As a small-business manager, staff turnover plagues me. Many other local business owners feel the same way. Staff members seek upward movement, additional pay, better hours, etc. You cannot fault them for that, those are just perks that sometimes appear in limited supply in smaller organizations.

Other staff members want to stay, but external forces prevent it. For example, a spouse may get a better job elsewhere that requires a family to move. Other families weigh the cost benefit of child care bills and one parent opts to stay home rather than remain in the workforce.

When low unemployment and a small pool of applicants make finding skilled help difficult, the last thing business managers and owners want is to lose a valued employee to child care woes.

To be clear, I’m not talking about families who want one parent to stay home. Each family must make that decision based on its individual situation. But, I’ve known more than one family in which both parents want to work, but once they pencil out the cost of child care, it just doesn’t make sense.

Over the last several weeks, this issue has appeared and reappeared in my thoughts. It’s one of those nagging thoughts you cannot get rid of — sort of like those annoying songs from our childhood (”This is the song that never ends, it goes on and on my friend”) that somebody starts to sing and everybody groans because they know it will now plant itself in their minds, too.

Several months ago, we quoted YMCA Executive Director Elisabeth Cassiday as saying child care facilities in Sheridan decreased from 42 licensed child care facilities in 2010 to 32 in 2014 and 28 in 2019. Meanwhile, Sheridan County’s population has grown from around 26,000 to just more than 30,000. The number of children younger than 13 in that mix has remained fairly steady around 5,000. The number of residents age 18-44 in the population has grown from 19,780 to 20,563 (not an increase in terms of a percentage of the population, but an increase in real numbers of residents generally in the age range when they begin families).

With that information, the questions begin swirling. Were there too many child care providers before? How many families struggle to find child care now? How many more spaces within child care centers do we need? Is infant child care the primary need? What prevents more child care centers from opening? Which organizations could partner to solve this problem?

The emphasis placed on quality, accessible child care in Sheridan County has grown since 2010. Multiple groups are working to train providers, expand services and better prepare children for entering grade school.

Businesses, too, have taken note. In recent years, the U.S. Chamber of Commerce has issued multiple reports on the business case for supporting high-quality child care.

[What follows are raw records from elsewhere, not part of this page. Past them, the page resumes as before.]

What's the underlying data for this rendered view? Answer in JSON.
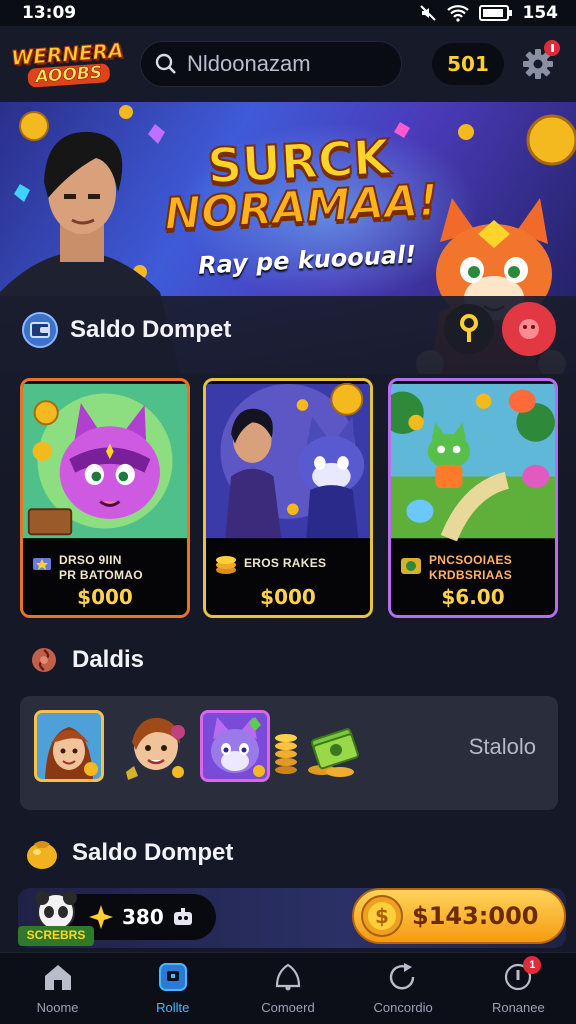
{
  "status_bar": {
    "time": "13:09",
    "battery": "154"
  },
  "header": {
    "logo_line1": "WERNERA",
    "logo_line2": "AOOBS",
    "search_placeholder": "Nldoonazam",
    "coins": "501"
  },
  "hero": {
    "title_line1": "SURCK",
    "title_line2": "NORAMAA!",
    "subtitle": "Ray pe kuooual!"
  },
  "wallet_section": {
    "title": "Saldo Dompet"
  },
  "cards": [
    {
      "caption_line1": "DRSO 9IIN",
      "caption_line2": "PR BATOMAO",
      "price": "$000",
      "border": "#e8742a"
    },
    {
      "caption_line1": "EROS RAKES",
      "caption_line2": "",
      "price": "$000",
      "border": "#e7c43a"
    },
    {
      "caption_line1": "PNCSOOIAES",
      "caption_line2": "KRDBSRIAAS",
      "price": "$6.00",
      "border": "#b86cf0"
    }
  ],
  "items_section": {
    "title": "Daldis",
    "status_text": "Stalolo"
  },
  "balance_section": {
    "title": "Saldo Dompet",
    "badge_label": "SCREBRS",
    "points": "380",
    "amount": "$143:000"
  },
  "nav": [
    {
      "label": "Noome",
      "icon": "home-icon"
    },
    {
      "label": "Rollte",
      "icon": "wallet-icon"
    },
    {
      "label": "Comoerd",
      "icon": "bell-icon"
    },
    {
      "label": "Concordio",
      "icon": "refresh-icon"
    },
    {
      "label": "Ronanee",
      "icon": "info-icon",
      "badge": "1"
    }
  ]
}
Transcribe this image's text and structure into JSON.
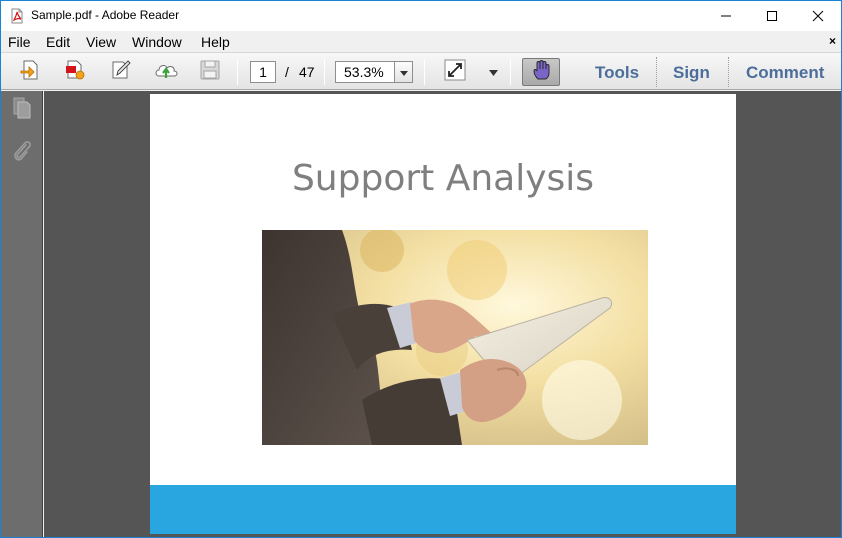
{
  "window": {
    "title": "Sample.pdf - Adobe Reader"
  },
  "menu": {
    "items": [
      "File",
      "Edit",
      "View",
      "Window",
      "Help"
    ],
    "close_glyph": "×"
  },
  "toolbar": {
    "buttons": [
      "open-icon",
      "create-pdf-icon",
      "edit-icon",
      "upload-cloud-icon",
      "save-icon"
    ],
    "page_current": "1",
    "page_separator": "/",
    "page_total": "47",
    "zoom": "53.3%",
    "links": {
      "tools": "Tools",
      "sign": "Sign",
      "comment": "Comment"
    }
  },
  "leftnav": {
    "icons": [
      "pages-icon",
      "attachments-icon"
    ]
  },
  "document": {
    "slide_title": "Support Analysis",
    "accent_color": "#29a6df",
    "title_color": "#7f7f7f"
  }
}
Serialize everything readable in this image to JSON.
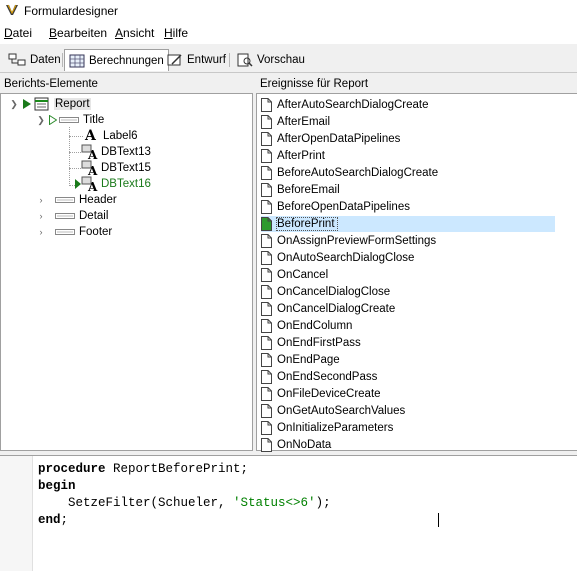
{
  "window": {
    "title": "Formulardesigner"
  },
  "menu": [
    {
      "underline": "D",
      "rest": "atei"
    },
    {
      "underline": "B",
      "rest": "earbeiten"
    },
    {
      "underline": "A",
      "rest": "nsicht"
    },
    {
      "underline": "H",
      "rest": "ilfe"
    }
  ],
  "tabs": [
    {
      "label": "Daten",
      "icon": "data-icon"
    },
    {
      "label": "Berechnungen",
      "icon": "calc-icon",
      "active": true
    },
    {
      "label": "Entwurf",
      "icon": "design-icon"
    },
    {
      "label": "Vorschau",
      "icon": "preview-icon"
    }
  ],
  "left_panel": {
    "header": "Berichts-Elemente",
    "tree": {
      "report": "Report",
      "title": "Title",
      "title_children": [
        "Label6",
        "DBText13",
        "DBText15",
        "DBText16"
      ],
      "bands": [
        "Header",
        "Detail",
        "Footer"
      ]
    }
  },
  "right_panel": {
    "header": "Ereignisse für Report",
    "events": [
      "AfterAutoSearchDialogCreate",
      "AfterEmail",
      "AfterOpenDataPipelines",
      "AfterPrint",
      "BeforeAutoSearchDialogCreate",
      "BeforeEmail",
      "BeforeOpenDataPipelines",
      "BeforePrint",
      "OnAssignPreviewFormSettings",
      "OnAutoSearchDialogClose",
      "OnCancel",
      "OnCancelDialogClose",
      "OnCancelDialogCreate",
      "OnEndColumn",
      "OnEndFirstPass",
      "OnEndPage",
      "OnEndSecondPass",
      "OnFileDeviceCreate",
      "OnGetAutoSearchValues",
      "OnInitializeParameters",
      "OnNoData"
    ],
    "selected_event": "BeforePrint"
  },
  "editor": {
    "line1_kw": "procedure",
    "line1_rest": " ReportBeforePrint;",
    "line2_kw": "begin",
    "line3_pre": "    SetzeFilter(Schueler, ",
    "line3_str": "'Status<>6'",
    "line3_post": ");",
    "line4_kw": "end",
    "line4_rest": ";"
  },
  "colors": {
    "selection": "#cce8ff",
    "string": "#008000",
    "active_node": "#008000"
  }
}
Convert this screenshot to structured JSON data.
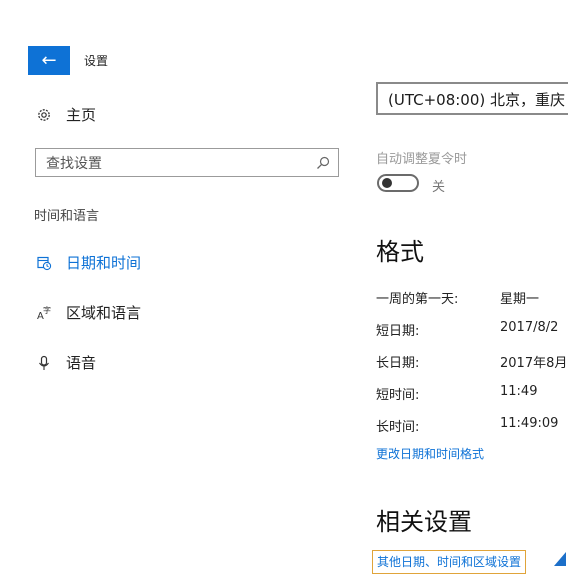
{
  "window": {
    "title": "设置",
    "back_icon": "arrow-left-icon"
  },
  "sidebar": {
    "home_label": "主页",
    "search_placeholder": "查找设置",
    "section_heading": "时间和语言",
    "items": [
      {
        "label": "日期和时间",
        "icon": "date-time-icon",
        "selected": true
      },
      {
        "label": "区域和语言",
        "icon": "region-language-icon",
        "selected": false
      },
      {
        "label": "语音",
        "icon": "microphone-icon",
        "selected": false
      }
    ]
  },
  "main": {
    "timezone_value": "(UTC+08:00) 北京，重庆",
    "dst_label": "自动调整夏令时",
    "dst_state": "关",
    "format_heading": "格式",
    "format_rows": [
      {
        "key": "一周的第一天:",
        "value": "星期一"
      },
      {
        "key": "短日期:",
        "value": "2017/8/2"
      },
      {
        "key": "长日期:",
        "value": "2017年8月"
      },
      {
        "key": "短时间:",
        "value": "11:49"
      },
      {
        "key": "长时间:",
        "value": "11:49:09"
      }
    ],
    "change_format_link": "更改日期和时间格式",
    "related_heading": "相关设置",
    "related_link": "其他日期、时间和区域设置"
  },
  "colors": {
    "accent": "#0e72d6",
    "highlight_border": "#e0a43a"
  }
}
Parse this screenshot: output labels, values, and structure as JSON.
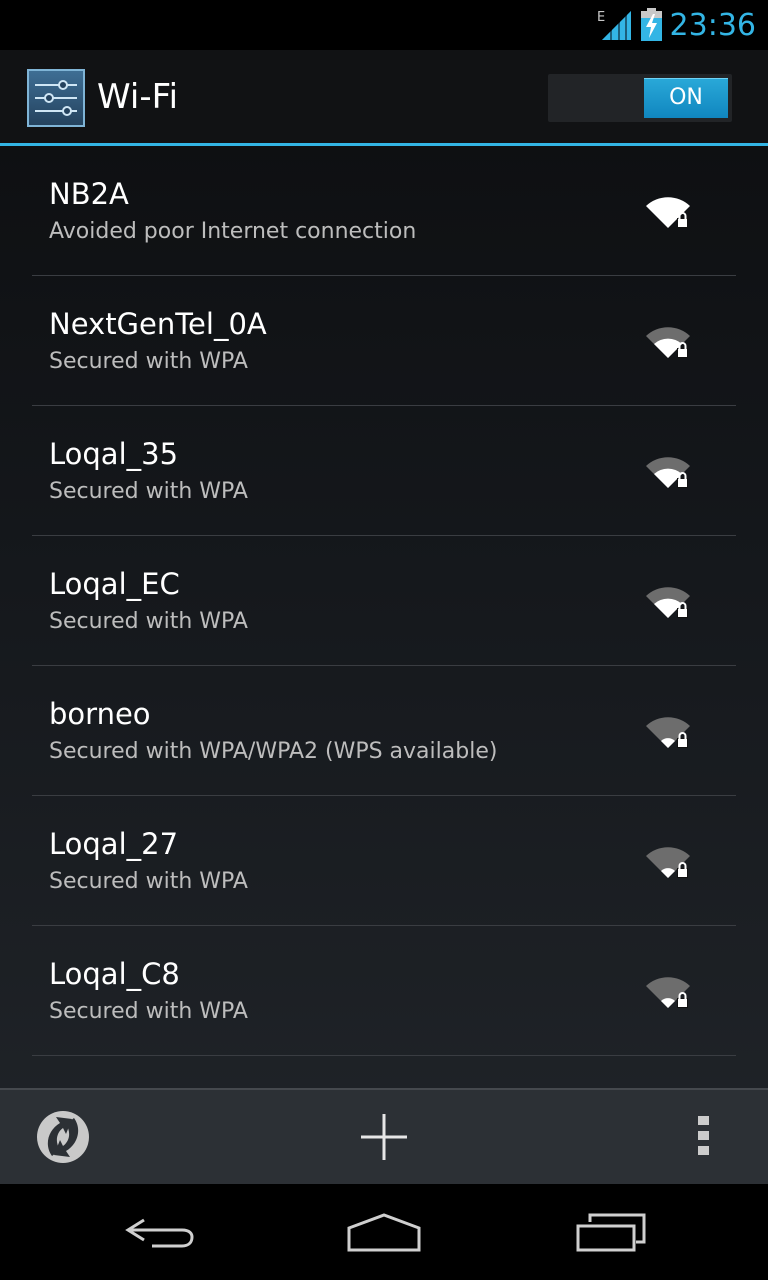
{
  "status_bar": {
    "network_type": "E",
    "time": "23:36",
    "accent_color": "#33b5e5",
    "icons": [
      "signal-icon",
      "battery-charging-icon"
    ]
  },
  "action_bar": {
    "title": "Wi-Fi",
    "app_icon": "settings-sliders-icon",
    "toggle_label": "ON",
    "toggle_state": "on"
  },
  "networks": [
    {
      "ssid": "NB2A",
      "summary": "Avoided poor Internet connection",
      "secured": true,
      "signal_level": 4
    },
    {
      "ssid": "NextGenTel_0A",
      "summary": "Secured with WPA",
      "secured": true,
      "signal_level": 2
    },
    {
      "ssid": "Loqal_35",
      "summary": "Secured with WPA",
      "secured": true,
      "signal_level": 2
    },
    {
      "ssid": "Loqal_EC",
      "summary": "Secured with WPA",
      "secured": true,
      "signal_level": 2
    },
    {
      "ssid": "borneo",
      "summary": "Secured with WPA/WPA2 (WPS available)",
      "secured": true,
      "signal_level": 1
    },
    {
      "ssid": "Loqal_27",
      "summary": "Secured with WPA",
      "secured": true,
      "signal_level": 1
    },
    {
      "ssid": "Loqal_C8",
      "summary": "Secured with WPA",
      "secured": true,
      "signal_level": 1
    }
  ],
  "bottom_bar": {
    "actions": [
      "wps-icon",
      "add-network-icon",
      "overflow-menu-icon"
    ]
  },
  "nav_bar": {
    "buttons": [
      "back-icon",
      "home-icon",
      "recent-apps-icon"
    ]
  }
}
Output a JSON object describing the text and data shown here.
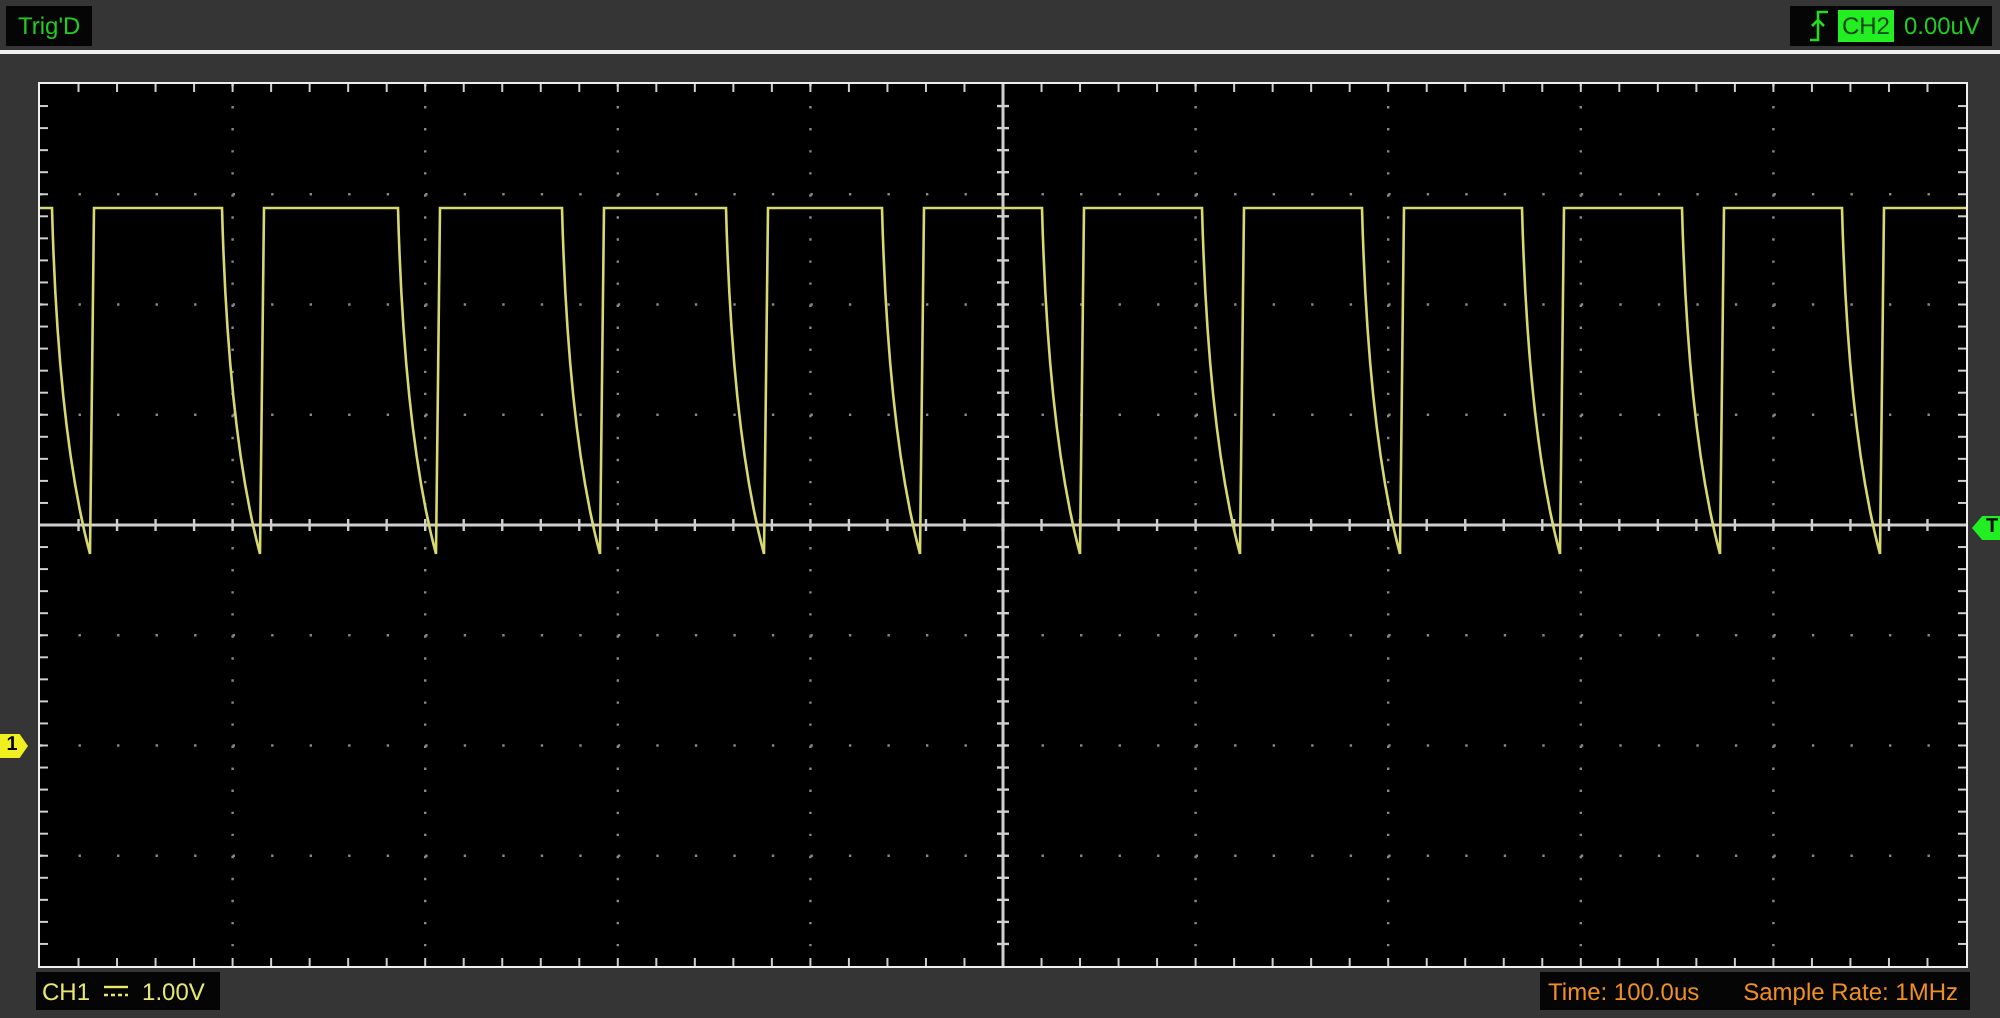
{
  "top_bar": {
    "trigger_state": "Trig'D",
    "trigger_source": "CH2",
    "trigger_level": "0.00uV"
  },
  "screen": {
    "channel_marker": "1",
    "trigger_marker": "T"
  },
  "bottom_bar": {
    "channel": "CH1",
    "volts_per_div": "1.00V",
    "time_base": "Time: 100.0us",
    "sample_rate": "Sample Rate: 1MHz"
  }
}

The reports cite research that shows when companies provide child care support, employee absences decrease, job satisfaction increases and job turnover declines by as much as 60%.

I don’t know about other small business owners, but I’d love to see a 60% decline in employee turnover.

An attempt to address quality, accessible child care occurred in Sheridan County about a decade ago; perhaps it’s time to try again.